Melissa Heidrich: I will have a much better answer for you in April, when our first game comes out! We’re counting on Tiger Eye to do well in order to continue making games together as a studio. Our goal is to sell enough copies to at least be able to say okay, I can survive on this amount of income – let’s keep going and shoot for more success with our next title. But if our game does better than that and we have extra cash flow – you bet we’ll want to hire additional team members so we can produce future games faster. Regardless of the outcome, I think everyone on the team would agree that the experience we’ve gained over the last six months has been worth it.

You can learn more about PassionFruit Games by visiting their first game, Tiger Eye: Curse of the Riddle Box, is now available for pre-order.

Why Make a Lateral Move?

Andy —  January 27, 2010 — Leave a comment

The Wall Street Journal published an article earlier this month about how to get ahead in a time where promotions are hard to come by and new job openings are scarce.

When asked about making a lateral move, EA’s VP of Talent Acquisition, Cindy Nicola, was quoted as saying “you’re still learning and growing,” and “broad-based experience can ultimately position you to move up.”

So, if a move to a new company or a promotion just seem like dreams, consider taking advantage of opportunities to work in other departments or move to a new position internally to get some additional experience.
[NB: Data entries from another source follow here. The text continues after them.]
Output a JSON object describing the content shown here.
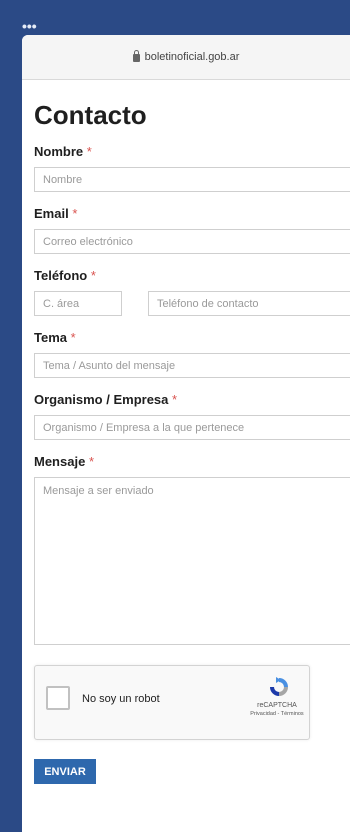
{
  "browser": {
    "url": "boletinoficial.gob.ar"
  },
  "page": {
    "title": "Contacto"
  },
  "form": {
    "required_mark": "*",
    "nombre": {
      "label": "Nombre",
      "placeholder": "Nombre"
    },
    "email": {
      "label": "Email",
      "placeholder": "Correo electrónico"
    },
    "telefono": {
      "label": "Teléfono",
      "area_placeholder": "C. área",
      "phone_placeholder": "Teléfono de contacto"
    },
    "tema": {
      "label": "Tema",
      "placeholder": "Tema / Asunto del mensaje"
    },
    "organismo": {
      "label": "Organismo / Empresa",
      "placeholder": "Organismo / Empresa a la que pertenece"
    },
    "mensaje": {
      "label": "Mensaje",
      "placeholder": "Mensaje a ser enviado"
    },
    "captcha": {
      "label": "No soy un robot",
      "brand": "reCAPTCHA",
      "links": "Privacidad - Términos"
    },
    "submit_label": "ENVIAR"
  },
  "colors": {
    "background": "#2b4a86",
    "button": "#2e68ad",
    "required": "#d9534f"
  }
}
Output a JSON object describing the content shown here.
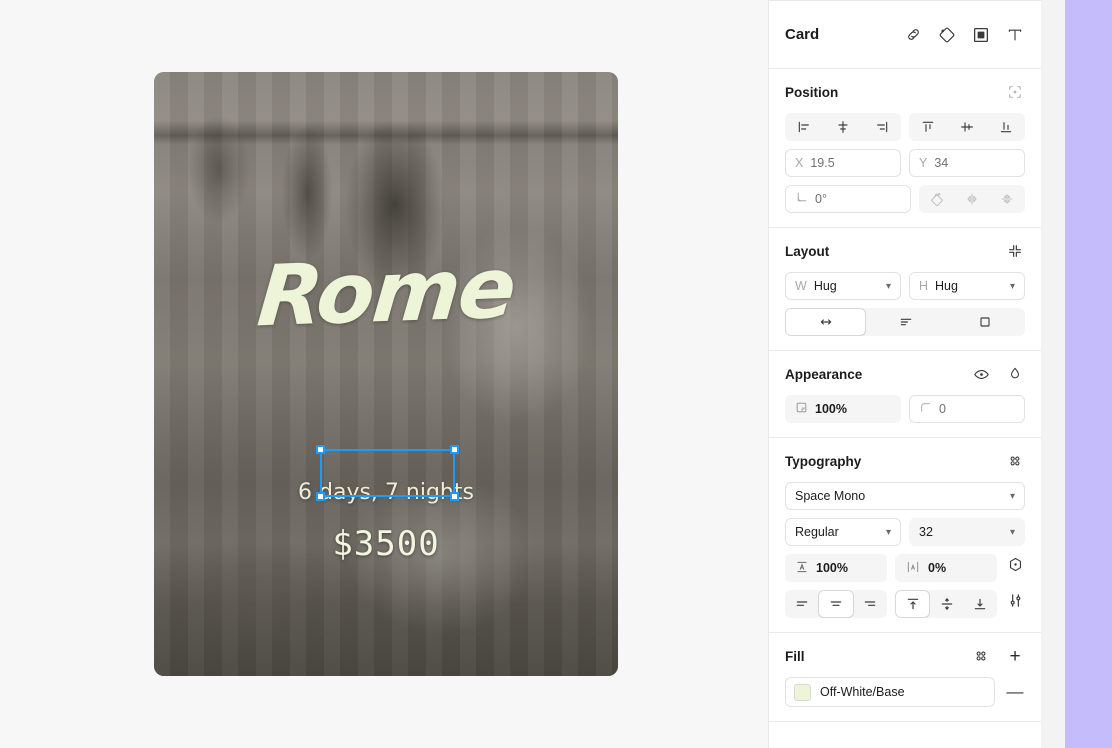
{
  "canvas": {
    "background_color": "#f7f7f7",
    "card": {
      "title": "Rome",
      "subtitle": "6 days, 7 nights",
      "price": "$3500",
      "title_color": "#eef4d8",
      "selection_color": "#1b9aff"
    }
  },
  "panel": {
    "node": {
      "title": "Card",
      "actions": [
        {
          "name": "link-icon",
          "label": "Link"
        },
        {
          "name": "component-icon",
          "label": "Component"
        },
        {
          "name": "frame-icon",
          "label": "Frame"
        },
        {
          "name": "text-icon",
          "label": "Text"
        }
      ]
    },
    "position": {
      "title": "Position",
      "absolute_icon": "absolute-position-icon",
      "align": [
        {
          "name": "align-left-icon",
          "label": "Align left"
        },
        {
          "name": "align-horizontal-center-icon",
          "label": "Align horizontal center"
        },
        {
          "name": "align-right-icon",
          "label": "Align right"
        }
      ],
      "align_v": [
        {
          "name": "align-top-icon",
          "label": "Align top"
        },
        {
          "name": "align-vertical-center-icon",
          "label": "Align vertical center"
        },
        {
          "name": "align-bottom-icon",
          "label": "Align bottom"
        }
      ],
      "x_label": "X",
      "x_value": "19.5",
      "y_label": "Y",
      "y_value": "34",
      "rotation_value": "0°",
      "transform": [
        {
          "name": "rotate-icon",
          "label": "Rotate"
        },
        {
          "name": "flip-horizontal-icon",
          "label": "Flip horizontal"
        },
        {
          "name": "flip-vertical-icon",
          "label": "Flip vertical"
        }
      ]
    },
    "layout": {
      "title": "Layout",
      "collapse_icon": "collapse-icon",
      "width_label": "W",
      "width_value": "Hug",
      "height_label": "H",
      "height_value": "Hug",
      "modes": [
        {
          "name": "resize-horizontal-icon",
          "label": "Horizontal resizing",
          "selected": true
        },
        {
          "name": "text-wrap-icon",
          "label": "Text wrap",
          "selected": false
        },
        {
          "name": "clip-content-icon",
          "label": "Clip content",
          "selected": false
        }
      ]
    },
    "appearance": {
      "title": "Appearance",
      "visibility_icon": "eye-icon",
      "blend_icon": "blend-mode-icon",
      "opacity_value": "100%",
      "opacity_icon": "opacity-icon",
      "corner_value": "0",
      "corner_icon": "corner-radius-icon"
    },
    "typography": {
      "title": "Typography",
      "styles_icon": "text-styles-icon",
      "font_family": "Space Mono",
      "font_weight": "Regular",
      "font_size": "32",
      "line_height_value": "100%",
      "line_height_icon": "line-height-icon",
      "letter_spacing_value": "0%",
      "letter_spacing_icon": "letter-spacing-icon",
      "variable_icon": "font-variable-icon",
      "settings_icon": "type-settings-icon",
      "align_h": [
        {
          "name": "text-align-left-icon",
          "label": "Align left",
          "selected": false
        },
        {
          "name": "text-align-center-icon",
          "label": "Align center",
          "selected": true
        },
        {
          "name": "text-align-right-icon",
          "label": "Align right",
          "selected": false
        }
      ],
      "align_v": [
        {
          "name": "text-align-top-icon",
          "label": "Align top",
          "selected": true
        },
        {
          "name": "text-align-middle-icon",
          "label": "Align middle",
          "selected": false
        },
        {
          "name": "text-align-bottom-icon",
          "label": "Align bottom",
          "selected": false
        }
      ]
    },
    "fill": {
      "title": "Fill",
      "styles_icon": "fill-styles-icon",
      "add_label": "+",
      "remove_label": "—",
      "items": [
        {
          "name": "Off-White/Base",
          "color": "#eef4d8"
        }
      ]
    }
  },
  "right_strip": {
    "color": "#c5bcfc"
  }
}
Though this can move you outside of your comfort zone, this experience can be what give you a leg up on the competition.

Read the full WSJ article

Check out some of the jobs EA Mobile and EA’s have posted on